Posts Tagged ‘Shoes’

Sole Support: Are You Wearing the Right Shoes?

Tuesday, July 7th, 2009

By Katie Greeley BS, DC

Chiropractic – The Right Shoes Makes a Difference

A typical day at the park with my kids starts with the kids enjoying themselves, and I begin to people-watch. I play a game in my head with the way people walk, or their gait. Do they have hips turned in? Is there a shortened leg or do they lean to one side or the other?

Then I glance down at the shoes, thinking, “How is the wear?” Are they wearing the proper shoes for their activity? And so on. As with many of us, I carry my profession with me wherever I go, which is why I am aware of the way people walk.

Children and Shoes

In my office, the first thing I look at in new walkers and children is their gait. As parents, most of us have accepted the fact that genetics makes us “pigeon-toed” or “bow-legged.”

From my experience, if we keep our child’s hip and pelvic muscles and joints balanced with each growth spurt, this will be evident in his or her gait.

The next thing I look at is the shoe. It is important to fit the foot to the shoe and it is important to know what kind of foot you have. There are three types of feet: supinated, neutral, and flat.
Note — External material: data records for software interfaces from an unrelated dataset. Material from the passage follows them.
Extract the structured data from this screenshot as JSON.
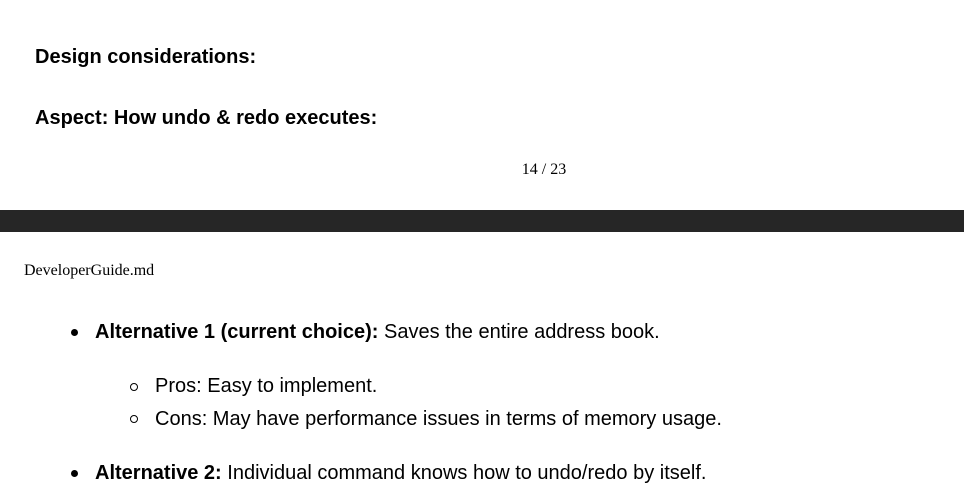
{
  "page_one": {
    "heading_design": "Design considerations:",
    "heading_aspect": "Aspect: How undo & redo executes:",
    "page_number": "14 / 23"
  },
  "page_two": {
    "running_header": "DeveloperGuide.md",
    "alternative_1": {
      "label": "Alternative 1 (current choice):",
      "text": " Saves the entire address book.",
      "pros": "Pros: Easy to implement.",
      "cons": "Cons: May have performance issues in terms of memory usage."
    },
    "alternative_2": {
      "label": "Alternative 2:",
      "text": " Individual command knows how to undo/redo by itself."
    }
  }
}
The supinated foot usually has a high arch and the footprint is in the shape of a C. The neutral foot has a slight semi-curved arch and has a symmetrical footprint. The flat foot or hypopronated foot has little or no arch and tends to have a wider and straighter footprint.

Test your Foot for Proper Shoes

Take a brown paper bag, wet your foot, make a footprint and observe. Once you know your foot shape, you are ready to purchase your walking or running shoe. A person with a high arched foot should look for narrower shoes that curve at the end. Someone with a neutral foot needs shoes with a semi curve, and the flat footed person requires a shoe with little or no curve or “motion controlled.”

If your foot falls in between the arch types or you cannot seem to find a shoe that feels right, then orthotics or supports may help to define the arches. When you start to notice uneven wear on your running shoes, it is time for some new ones. If your hip and pelvic areas are in balance, this wear and tear will be slower to accumulate.

Tips for Purchasing Supportive Shoes

What about other shoes like dress shoes for women? Here are some tips when you are shopping or choosing shoes for work.

  • Buy shoes early in the day since swelling tends to occur as the day progresses.
  • If you are going to be on your feet all day, especially in heels, make sure the heel is a low one with as much surface area as possible, like a wedge or platform.
  • Shoes don’t break in, so if they do not fit when you try them on, buy the larger size.
  • Know your arch type. In heels, high arches need a cushion in the midsole. Flat feet need a firmer, more supportive midsole.

Wearing the right type of shoes will help support your body and keep you walking tall for years to come.

About the Author:

Dr. Katie Greeley is a board-certified doctor of chiropractic and a mother of two living in Simi Valley, California. She has completed extended courses on pediatrics above and beyond the regular doctorate degree. Her office, United Family Chiropractic Center, is located in Wood Ranch at 1070 Country Club Drive West, Suite D, in Simi Valley, California. The office can be reached at (805) 522-2324.